--- DATASET ENTRIES ---

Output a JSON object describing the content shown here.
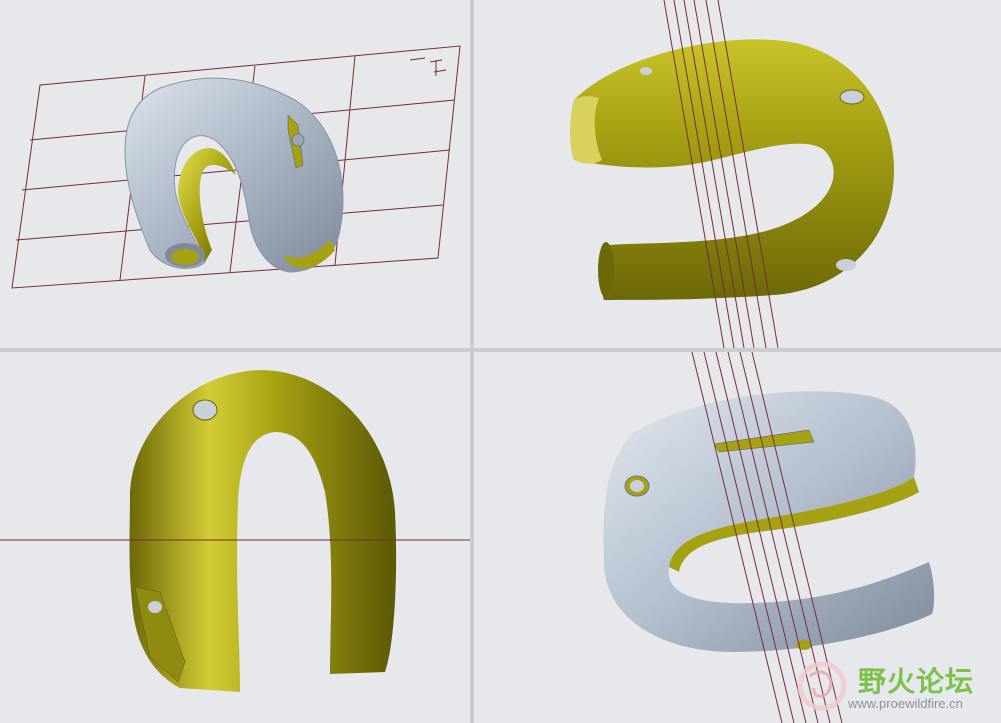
{
  "app": {
    "toolbar": {
      "buttons": [
        {
          "icon": "zoom-icon",
          "glyph": "🔍"
        },
        {
          "icon": "select-arrow-icon",
          "glyph": "↖"
        },
        {
          "icon": "select-arrow-2-icon",
          "glyph": "↖"
        },
        {
          "icon": "repaint-icon",
          "glyph": "◩"
        },
        {
          "icon": "orient-view-icon",
          "glyph": "▢"
        },
        {
          "icon": "saved-views-icon",
          "glyph": "▤"
        },
        {
          "icon": "view-manager-icon",
          "glyph": "▣"
        },
        {
          "icon": "annotation-icon",
          "glyph": "ᚾ"
        },
        {
          "icon": "display-style-icon",
          "glyph": "◉"
        },
        {
          "icon": "datum-axis-icon",
          "glyph": "⤢"
        },
        {
          "icon": "datum-point-icon",
          "glyph": "◉"
        },
        {
          "icon": "layout-icon",
          "glyph": "◫"
        },
        {
          "icon": "sketch-icon",
          "glyph": "⟋"
        },
        {
          "icon": "window-icon",
          "glyph": "▭"
        },
        {
          "icon": "spin-icon",
          "glyph": "✳"
        }
      ]
    },
    "viewports": [
      {
        "name": "top-left-view"
      },
      {
        "name": "top-right-view"
      },
      {
        "name": "bottom-left-view"
      },
      {
        "name": "bottom-right-view"
      }
    ],
    "datum_label": "⊼ ℸ ⌶",
    "colors": {
      "background": "#e6e8eb",
      "shell_yellow": "#a6a112",
      "shell_blue": "#b3bfcf",
      "datum_lines": "#7a2a3a"
    },
    "watermark": {
      "title": "野火论坛",
      "url": "www.proewildfire.cn"
    }
  }
}
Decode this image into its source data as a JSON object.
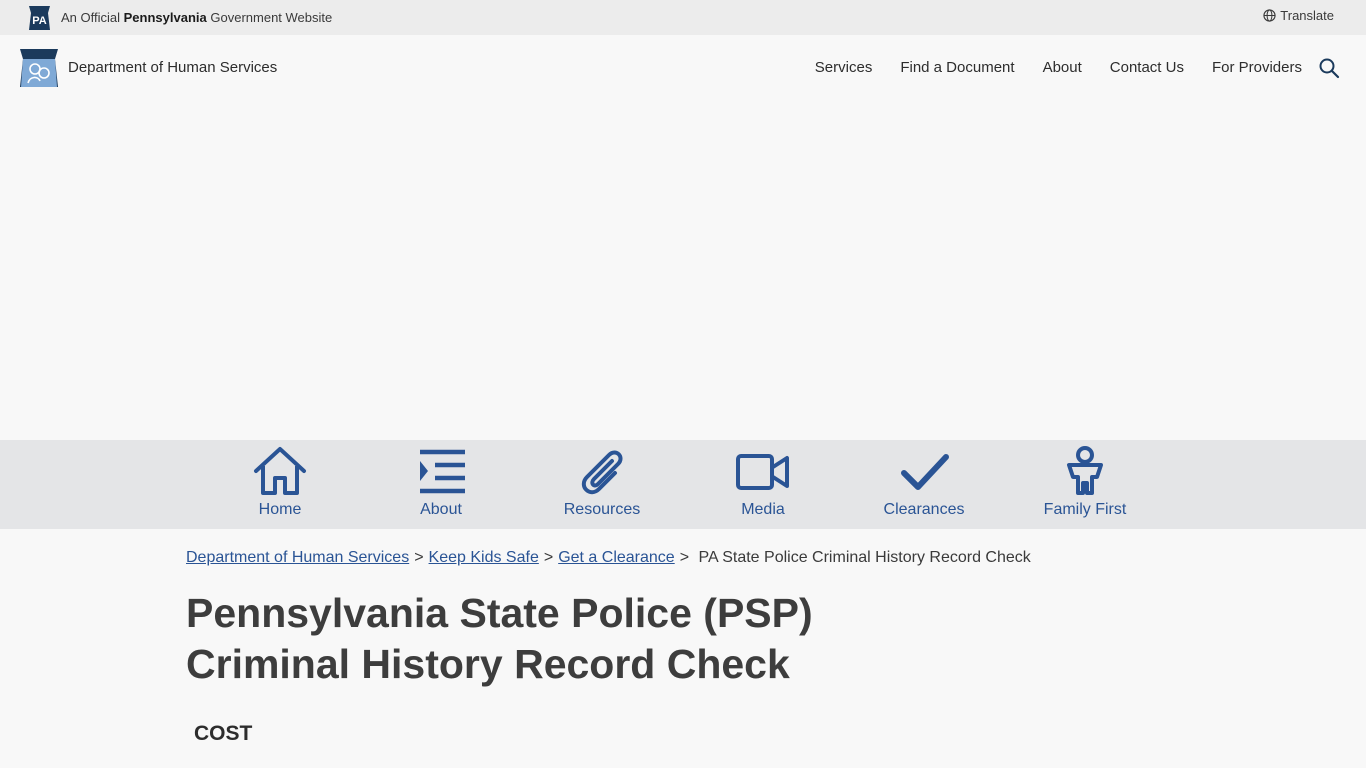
{
  "topbar": {
    "prefix": "An Official",
    "state": "Pennsylvania",
    "suffix": "Government Website",
    "badge_text": "PA",
    "translate_label": "Translate"
  },
  "header": {
    "site_name": "Department of Human Services",
    "nav": [
      "Services",
      "Find a Document",
      "About",
      "Contact Us",
      "For Providers"
    ]
  },
  "quicklinks": [
    {
      "label": "Home",
      "icon": "home-icon"
    },
    {
      "label": "About",
      "icon": "list-icon"
    },
    {
      "label": "Resources",
      "icon": "paperclip-icon"
    },
    {
      "label": "Media",
      "icon": "video-camera-icon"
    },
    {
      "label": "Clearances",
      "icon": "checkmark-icon"
    },
    {
      "label": "Family First",
      "icon": "person-icon"
    }
  ],
  "breadcrumb": {
    "links": [
      "Department of Human Services",
      "Keep Kids Safe",
      "Get a Clearance"
    ],
    "current": "PA State Police Criminal History Record Check"
  },
  "main": {
    "title_line1": "Pennsylvania State Police (PSP)",
    "title_line2": "Criminal History Record Check",
    "section_heading": "COST"
  },
  "colors": {
    "accent": "#2a5495",
    "topbar_bg": "#ececec",
    "iconbar_bg": "#e4e5e7",
    "badge": "#1b3a5c"
  }
}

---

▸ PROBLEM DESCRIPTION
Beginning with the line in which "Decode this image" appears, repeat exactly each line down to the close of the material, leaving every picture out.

▸ COMPLETED TASK
Decode this image into its source data as a JSON object.
{
  "topbar": {
    "prefix": "An Official",
    "state": "Pennsylvania",
    "suffix": "Government Website",
    "badge_text": "PA",
    "translate_label": "Translate"
  },
  "header": {
    "site_name": "Department of Human Services",
    "nav": [
      "Services",
      "Find a Document",
      "About",
      "Contact Us",
      "For Providers"
    ]
  },
  "quicklinks": [
    {
      "label": "Home",
      "icon": "home-icon"
    },
    {
      "label": "About",
      "icon": "list-icon"
    },
    {
      "label": "Resources",
      "icon": "paperclip-icon"
    },
    {
      "label": "Media",
      "icon": "video-camera-icon"
    },
    {
      "label": "Clearances",
      "icon": "checkmark-icon"
    },
    {
      "label": "Family First",
      "icon": "person-icon"
    }
  ],
  "breadcrumb": {
    "links": [
      "Department of Human Services",
      "Keep Kids Safe",
      "Get a Clearance"
    ],
    "current": "PA State Police Criminal History Record Check"
  },
  "main": {
    "title_line1": "Pennsylvania State Police (PSP)",
    "title_line2": "Criminal History Record Check",
    "section_heading": "COST"
  },
  "colors": {
    "accent": "#2a5495",
    "topbar_bg": "#ececec",
    "iconbar_bg": "#e4e5e7",
    "badge": "#1b3a5c"
  }
}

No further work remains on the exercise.